(Items from an interface collection)
────────────────────

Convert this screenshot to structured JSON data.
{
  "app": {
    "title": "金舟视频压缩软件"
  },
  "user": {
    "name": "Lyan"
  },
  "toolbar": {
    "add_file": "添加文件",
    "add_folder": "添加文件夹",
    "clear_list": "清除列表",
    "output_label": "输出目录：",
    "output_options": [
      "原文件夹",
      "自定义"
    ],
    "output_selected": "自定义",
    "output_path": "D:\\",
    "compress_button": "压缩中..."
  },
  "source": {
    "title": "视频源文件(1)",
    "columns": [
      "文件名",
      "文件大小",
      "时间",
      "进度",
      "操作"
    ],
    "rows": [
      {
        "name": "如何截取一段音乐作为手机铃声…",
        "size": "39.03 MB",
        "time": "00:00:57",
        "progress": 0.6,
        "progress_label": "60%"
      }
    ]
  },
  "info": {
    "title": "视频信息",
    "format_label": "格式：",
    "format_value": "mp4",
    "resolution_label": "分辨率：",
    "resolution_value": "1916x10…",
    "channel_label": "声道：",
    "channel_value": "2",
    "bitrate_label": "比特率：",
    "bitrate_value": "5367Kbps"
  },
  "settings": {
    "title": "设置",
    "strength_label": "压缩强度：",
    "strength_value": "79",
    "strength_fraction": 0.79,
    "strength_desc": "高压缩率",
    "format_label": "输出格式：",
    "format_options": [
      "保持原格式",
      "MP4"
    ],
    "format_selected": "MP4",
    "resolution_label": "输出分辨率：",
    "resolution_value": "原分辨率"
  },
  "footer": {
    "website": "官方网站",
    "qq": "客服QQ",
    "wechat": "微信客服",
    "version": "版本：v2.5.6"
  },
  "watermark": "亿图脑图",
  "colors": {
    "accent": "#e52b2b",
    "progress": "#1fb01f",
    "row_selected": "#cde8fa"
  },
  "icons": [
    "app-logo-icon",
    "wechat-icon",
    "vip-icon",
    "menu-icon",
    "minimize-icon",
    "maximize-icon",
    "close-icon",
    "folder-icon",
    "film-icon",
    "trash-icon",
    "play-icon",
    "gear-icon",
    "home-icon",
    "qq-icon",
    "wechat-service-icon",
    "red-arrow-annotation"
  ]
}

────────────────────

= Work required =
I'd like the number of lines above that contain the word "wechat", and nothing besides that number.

= Exercise result =
3